The stone is an important Old Testament image of God (Gen. 49:24; Pss. 18:2; 71:3; Deut. 32:31). Messiah would be a “rejected cornerstone” (Ps. 118:22; Luke 20:17–18; Acts 4:11), and the nation of Israel would stumble over Him (Isa. 8:14; Rom. 9:32). Because of Jesus Christ, many in Israel would fall in conviction and then rise in salvation. (Simeon seems to be speaking about one group, not two.) Even today, God’s people Israel stumble over the Cross (1 Cor. 1:23) and do not understand that Jesus is their Rock (1 Peter 2:1–6).
The word sign means “a miracle,” not so much as a demonstration of power but as a revelation of divine truth. Our Lord’s miracles in John’s Gospel are called “signs” because they reveal special truths about Him (John 20:30–31). Jesus Christ is God’s miracle; and yet, instead of admiring Him, the people attacked Him and spoke against Him. His birth was a miracle, yet they slandered it (John 8:41). They said His miracles were done in the power of Satan (Matt. 12:22–24) and that His character was questionable (John 8:48, 52; 9:16, 24). They slandered His death (Ps. 22:6–8; Matt. 27:39–44) and lied about His resurrection (Matt. 27:62–66). Today, people are even speaking against His coming again (2 Peter 3).
But the way people speak about Jesus Christ is evidence of what is in their hearts.

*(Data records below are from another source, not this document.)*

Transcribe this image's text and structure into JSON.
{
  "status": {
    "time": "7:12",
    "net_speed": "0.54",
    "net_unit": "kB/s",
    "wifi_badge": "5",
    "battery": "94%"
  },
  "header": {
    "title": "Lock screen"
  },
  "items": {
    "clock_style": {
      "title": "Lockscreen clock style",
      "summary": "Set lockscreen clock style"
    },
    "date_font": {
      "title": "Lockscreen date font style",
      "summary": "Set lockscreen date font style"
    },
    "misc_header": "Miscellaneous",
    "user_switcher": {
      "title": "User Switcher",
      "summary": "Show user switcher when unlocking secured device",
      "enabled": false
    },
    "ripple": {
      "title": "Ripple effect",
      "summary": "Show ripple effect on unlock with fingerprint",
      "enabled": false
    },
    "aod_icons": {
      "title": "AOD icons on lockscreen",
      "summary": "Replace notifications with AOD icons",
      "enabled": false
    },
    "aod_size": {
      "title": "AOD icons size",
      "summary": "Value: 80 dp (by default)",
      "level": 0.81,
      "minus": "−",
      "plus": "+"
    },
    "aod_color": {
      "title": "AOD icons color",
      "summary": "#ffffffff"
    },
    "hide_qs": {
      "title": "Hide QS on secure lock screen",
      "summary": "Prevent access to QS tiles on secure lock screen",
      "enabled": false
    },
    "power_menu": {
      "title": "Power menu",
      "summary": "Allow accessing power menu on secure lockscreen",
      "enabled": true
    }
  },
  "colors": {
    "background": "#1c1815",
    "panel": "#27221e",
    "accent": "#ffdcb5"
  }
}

He is not only the “salvation stone” and the “judgment stone” (Dan. 2:34, 45), but He is also the “touchstone” that exposes what people are really like. “What think ye of Christ?” (Matt. 22:42) is still the most important question for anybody to answer (1 John 4:1–3).

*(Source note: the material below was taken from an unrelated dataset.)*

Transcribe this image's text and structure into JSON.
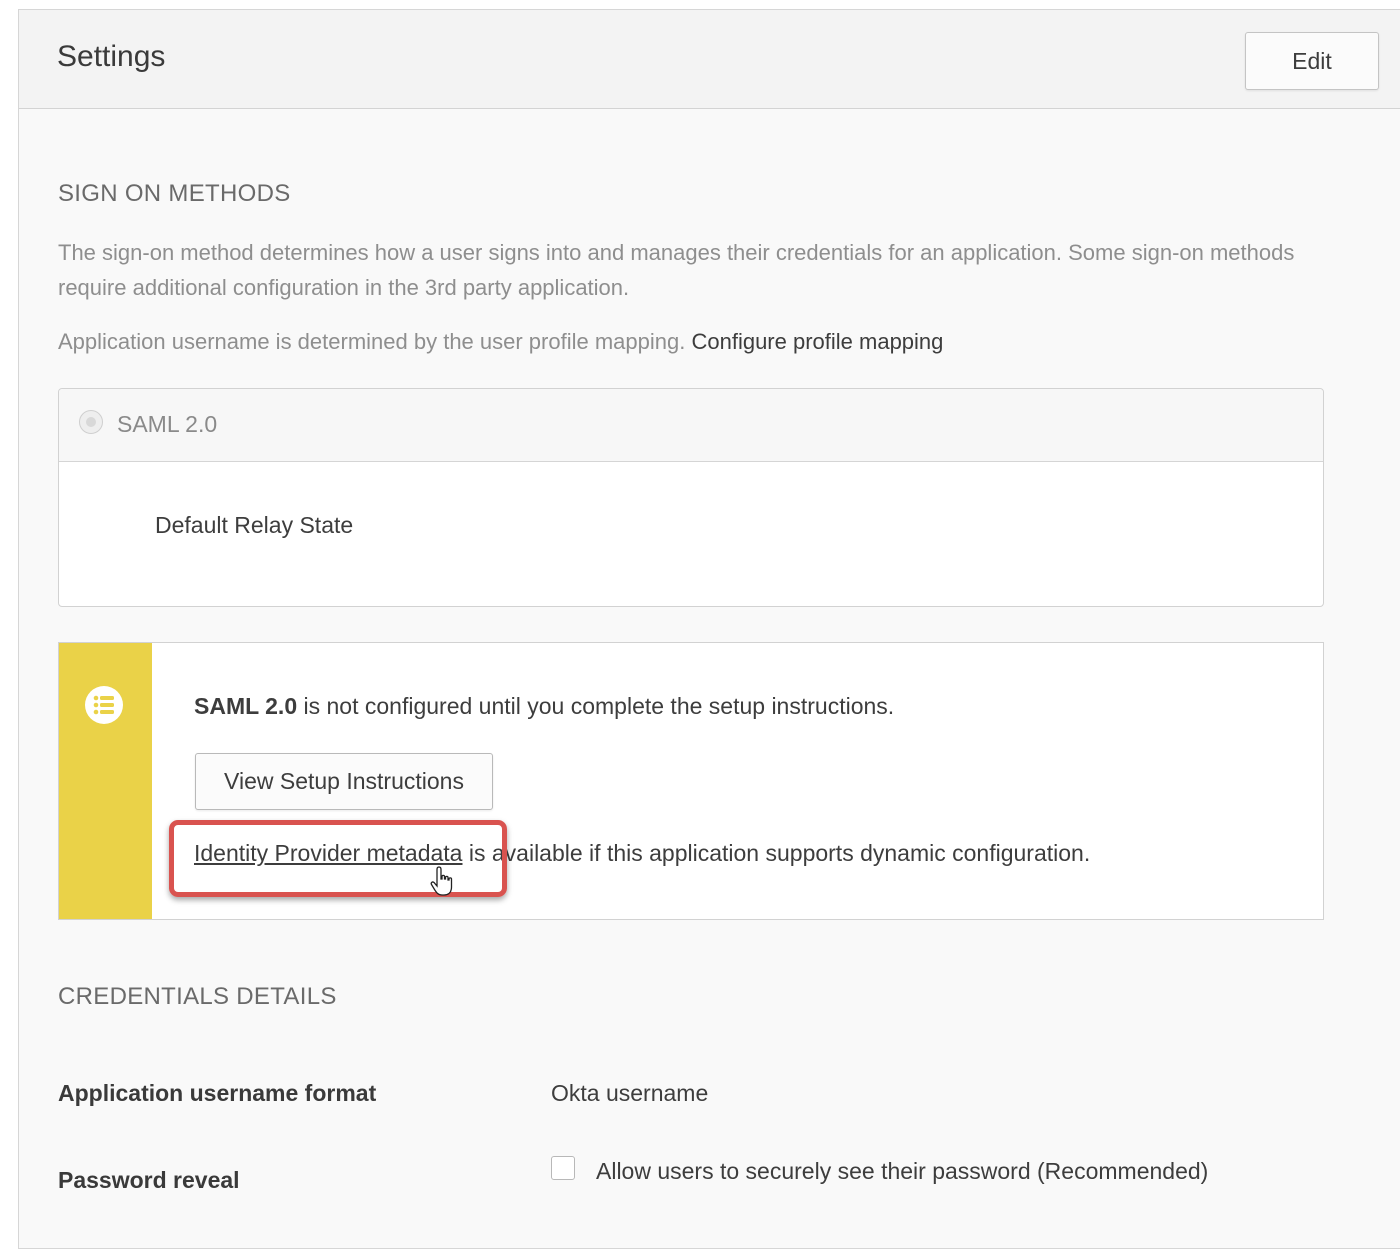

The image of the sword was for Mary alone, and it spoke of the suffering and sorrow she would bear as the mother of the Messiah. (This suggests that Joseph was dead when Jesus began His ministry thirty years later, or Joseph would have been included.) The Greek word means a large sword such as Goliath used (1 Sam. 17:51), and the verb means “constantly keep on piercing.”
During our Lord’s life and ministry, Mary did experience more and more sorrow until one day she stood by His cross and saw Him suffer and die (John 19:25–27). However, without minimizing her devotion, Mary’s personal pain must not in any way be made a part of Christ’s redemptive work. Only He could die for the sins of the world (1 Tim. 2:5–6).

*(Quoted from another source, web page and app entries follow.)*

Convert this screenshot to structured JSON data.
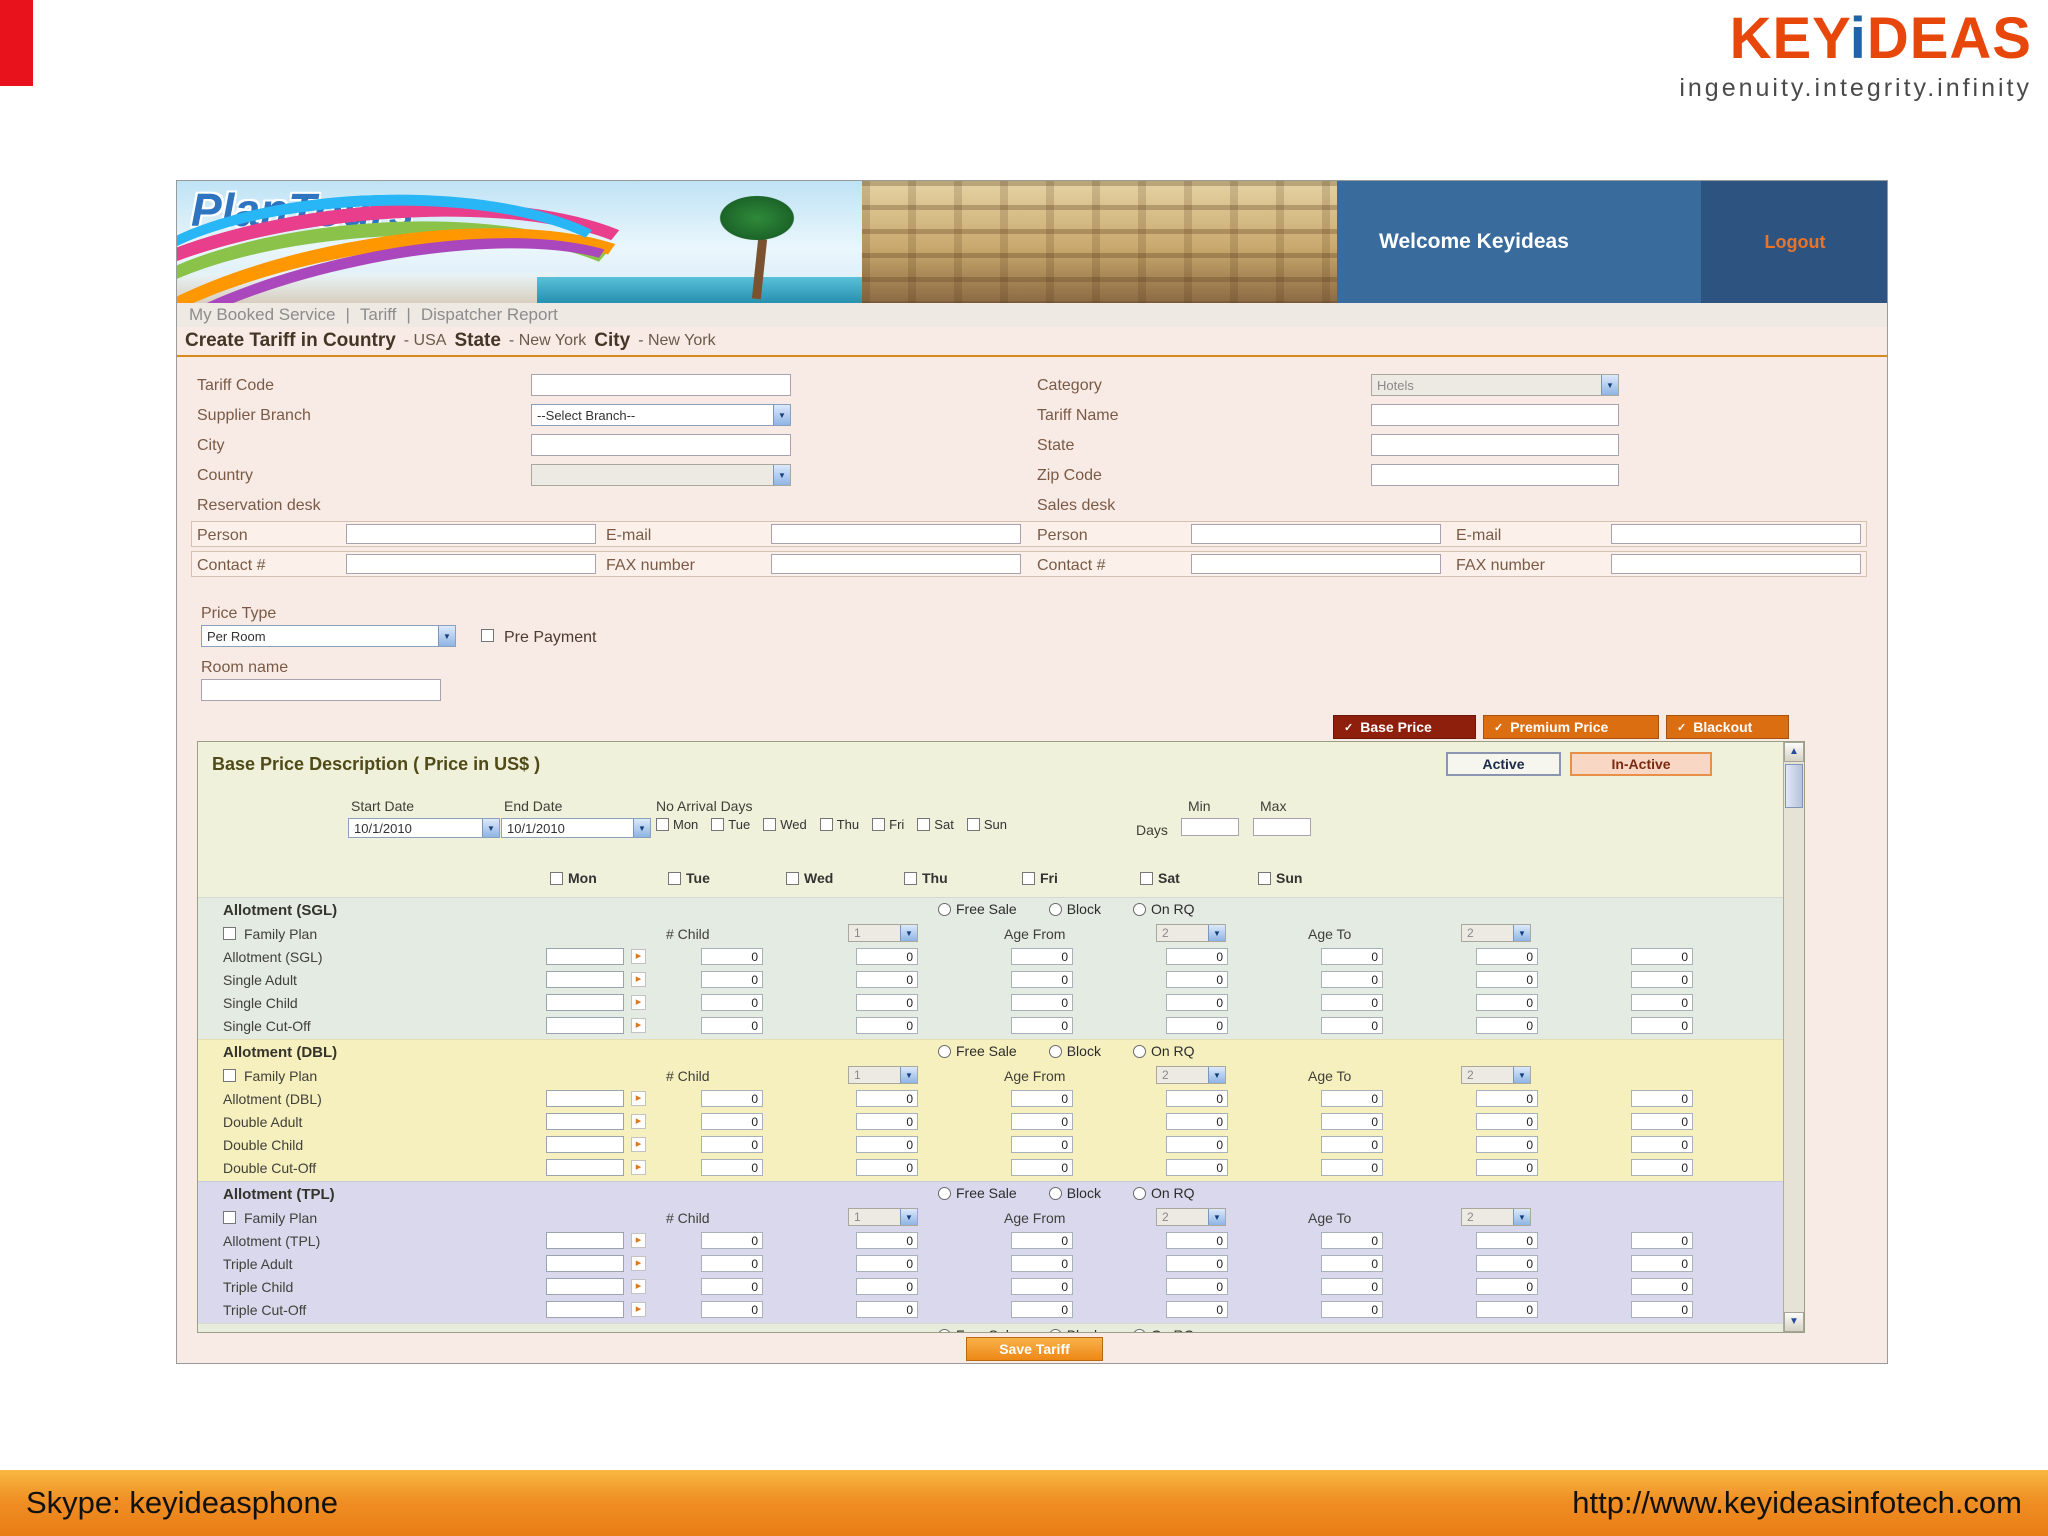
{
  "brand": {
    "logo_key": "KEY",
    "logo_i": "i",
    "logo_deas": "DEAS",
    "tagline": "ingenuity.integrity.infinity"
  },
  "footer": {
    "skype": "Skype: keyideasphone",
    "url": "http://www.keyideasinfotech.com"
  },
  "icons": {
    "dropdown_arrow": "▼",
    "copy_glyph": "▸",
    "scroll_up": "▲",
    "scroll_down": "▼",
    "tab_glyph": "✓"
  },
  "colors": {
    "brand_orange": "#e8470b",
    "brand_blue": "#1f63a8",
    "header_blue": "#3a6b9d",
    "tab_selected": "#8e1f0c",
    "tab_orange": "#dc6e12",
    "section_sgl": "#e3ebe2",
    "section_dbl": "#f6efbe",
    "section_tpl": "#dad8ec",
    "accent_line": "#d98a1e",
    "footer_orange": "#f09025"
  },
  "app": {
    "header": {
      "brand": "PlanTours",
      "welcome": "Welcome Keyideas",
      "logout": "Logout"
    },
    "nav": {
      "items": [
        "My Booked Service",
        "Tariff",
        "Dispatcher Report"
      ],
      "sep": "|"
    },
    "title": {
      "create": "Create Tariff in Country",
      "country_val": "- USA",
      "state_lbl": "State",
      "state_val": "- New York",
      "city_lbl": "City",
      "city_val": "- New York"
    },
    "form": {
      "tariff_code": "Tariff Code",
      "supplier_branch": "Supplier Branch",
      "supplier_branch_value": "--Select Branch--",
      "city": "City",
      "country": "Country",
      "category": "Category",
      "category_value": "Hotels",
      "tariff_name": "Tariff Name",
      "state": "State",
      "zip": "Zip Code",
      "reservation_desk": "Reservation desk",
      "sales_desk": "Sales desk",
      "person": "Person",
      "email": "E-mail",
      "contact": "Contact #",
      "fax": "FAX number",
      "price_type": "Price Type",
      "price_type_value": "Per Room",
      "pre_payment": "Pre Payment",
      "room_name": "Room name"
    },
    "tabs": [
      {
        "label": "Base Price"
      },
      {
        "label": "Premium Price"
      },
      {
        "label": "Blackout"
      }
    ],
    "panel": {
      "title": "Base Price Description ( Price in US$ )",
      "active": "Active",
      "inactive": "In-Active",
      "start_date": "Start Date",
      "start_date_value": "10/1/2010",
      "end_date": "End Date",
      "end_date_value": "10/1/2010",
      "no_arrival": "No Arrival Days",
      "days_label": "Days",
      "min": "Min",
      "max": "Max",
      "weekdays": [
        "Mon",
        "Tue",
        "Wed",
        "Thu",
        "Fri",
        "Sat",
        "Sun"
      ],
      "radios": [
        "Free Sale",
        "Block",
        "On RQ"
      ],
      "family_plan": "Family Plan",
      "child": "# Child",
      "child_value": "1",
      "age_from": "Age From",
      "age_from_value": "2",
      "age_to": "Age To",
      "age_to_value": "2",
      "cell_value": "0",
      "sections": [
        {
          "header": "Allotment (SGL)",
          "rows": [
            "Allotment (SGL)",
            "Single Adult",
            "Single Child",
            "Single Cut-Off"
          ]
        },
        {
          "header": "Allotment (DBL)",
          "rows": [
            "Allotment (DBL)",
            "Double Adult",
            "Double Child",
            "Double Cut-Off"
          ]
        },
        {
          "header": "Allotment (TPL)",
          "rows": [
            "Allotment (TPL)",
            "Triple Adult",
            "Triple Child",
            "Triple Cut-Off"
          ]
        }
      ],
      "save": "Save Tariff"
    }
  }
}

How much did Mary and Joseph understand of God’s great plan for this miracle Child? We don’t know, but we do know that Mary stored up all these things and pondered them (Luke 2:19, 51). The word means “to put things together”; Mary sought for some pattern that would help her understand God’s will. There were times when Mary misunderstood Him (Mark 3:31–35), and this would add to her suffering. The last time you find Mary named in Scripture, she is in the Upper Room, praying with the other believers (Acts 1:14).
Anna (vv. 36–38). Her name means “grace,” and she was a godly widow of great age. There are forty-three references to women in Luke’s Gospel, and of the twelve widows mentioned in the Bible, Luke has three (Luke 2:36–40; 7:11–15; 21:1–4; and note 18:1–8). It isn’t difficult to see the heart of a physician in Luke’s presentation.